and the highest ambition of our magistrates and generals was to defend our provinces and
allies with justice and honour. And so our government could be called more accurately a protectorate
of the world than a dominion.
This policy and practice we had begun gradually
to modify even before Sulla's time; but since his
victory we have departed from it altogether. For
the time had gone by when any oppression of the
allies could appear wrong, seeing that atrocities so
outrageous were committed against Roman citizens.
In Sulla's case, therefore, an unrighteous victory
disgraced a righteous cause. For when he had
planted his spear1
and was selling under the hammer
in the forum the property of men who were patriots
and men of wealth and, at least, Roman citizens, he
had the effrontery to announce that “he was selling
his spoils.” After him came one who, in an unholy
cause, made an even more shameful use of victory;
for he did not stop at confiscating the property of

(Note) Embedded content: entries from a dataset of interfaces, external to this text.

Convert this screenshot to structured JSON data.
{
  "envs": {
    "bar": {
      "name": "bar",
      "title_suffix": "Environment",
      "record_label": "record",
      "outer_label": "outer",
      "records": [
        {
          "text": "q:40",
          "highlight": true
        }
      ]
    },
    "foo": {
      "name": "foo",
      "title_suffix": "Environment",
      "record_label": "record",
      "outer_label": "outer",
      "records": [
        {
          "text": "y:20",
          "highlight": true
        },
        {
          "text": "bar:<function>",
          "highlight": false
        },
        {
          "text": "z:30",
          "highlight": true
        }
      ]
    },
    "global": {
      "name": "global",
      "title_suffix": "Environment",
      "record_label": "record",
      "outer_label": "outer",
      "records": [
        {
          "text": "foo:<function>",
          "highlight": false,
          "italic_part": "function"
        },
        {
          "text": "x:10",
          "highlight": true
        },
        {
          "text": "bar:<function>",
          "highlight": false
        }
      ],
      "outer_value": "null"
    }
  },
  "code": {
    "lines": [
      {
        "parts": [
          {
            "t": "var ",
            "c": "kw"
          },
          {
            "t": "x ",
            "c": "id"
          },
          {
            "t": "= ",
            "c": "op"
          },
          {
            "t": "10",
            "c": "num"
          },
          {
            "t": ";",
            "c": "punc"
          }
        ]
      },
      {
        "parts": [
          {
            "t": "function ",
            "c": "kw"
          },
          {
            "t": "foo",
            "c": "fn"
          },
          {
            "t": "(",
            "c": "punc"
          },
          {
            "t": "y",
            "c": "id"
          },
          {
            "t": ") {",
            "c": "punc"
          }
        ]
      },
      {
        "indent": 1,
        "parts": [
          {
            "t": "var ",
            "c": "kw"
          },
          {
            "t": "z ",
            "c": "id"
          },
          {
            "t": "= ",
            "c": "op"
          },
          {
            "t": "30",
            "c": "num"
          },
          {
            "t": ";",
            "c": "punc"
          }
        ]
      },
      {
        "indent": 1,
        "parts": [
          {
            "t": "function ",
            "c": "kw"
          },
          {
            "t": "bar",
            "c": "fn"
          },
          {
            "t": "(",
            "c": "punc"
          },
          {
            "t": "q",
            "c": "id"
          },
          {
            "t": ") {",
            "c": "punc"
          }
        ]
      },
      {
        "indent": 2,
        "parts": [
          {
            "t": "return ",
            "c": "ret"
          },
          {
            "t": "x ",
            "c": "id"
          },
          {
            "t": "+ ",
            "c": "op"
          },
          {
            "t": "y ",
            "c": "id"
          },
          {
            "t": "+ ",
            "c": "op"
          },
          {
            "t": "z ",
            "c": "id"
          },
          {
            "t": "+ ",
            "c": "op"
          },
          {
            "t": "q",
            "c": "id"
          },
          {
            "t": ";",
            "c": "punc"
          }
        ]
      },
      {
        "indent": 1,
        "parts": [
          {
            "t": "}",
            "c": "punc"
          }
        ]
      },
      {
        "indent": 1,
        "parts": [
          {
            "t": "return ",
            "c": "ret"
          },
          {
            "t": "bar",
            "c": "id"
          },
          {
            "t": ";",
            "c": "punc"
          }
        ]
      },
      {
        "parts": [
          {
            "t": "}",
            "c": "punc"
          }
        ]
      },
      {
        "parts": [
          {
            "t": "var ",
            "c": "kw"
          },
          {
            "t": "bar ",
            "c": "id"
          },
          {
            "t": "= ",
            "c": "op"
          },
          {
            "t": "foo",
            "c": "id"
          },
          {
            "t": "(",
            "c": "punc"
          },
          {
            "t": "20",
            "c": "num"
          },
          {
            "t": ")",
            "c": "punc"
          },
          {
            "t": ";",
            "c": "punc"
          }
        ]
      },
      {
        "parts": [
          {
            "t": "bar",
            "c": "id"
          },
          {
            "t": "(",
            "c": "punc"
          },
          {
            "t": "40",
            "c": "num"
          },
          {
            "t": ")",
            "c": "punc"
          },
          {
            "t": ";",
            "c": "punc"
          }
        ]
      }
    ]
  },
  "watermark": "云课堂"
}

individual citizens, but actually embraced whole
provinces and countries in one common ban of ruin.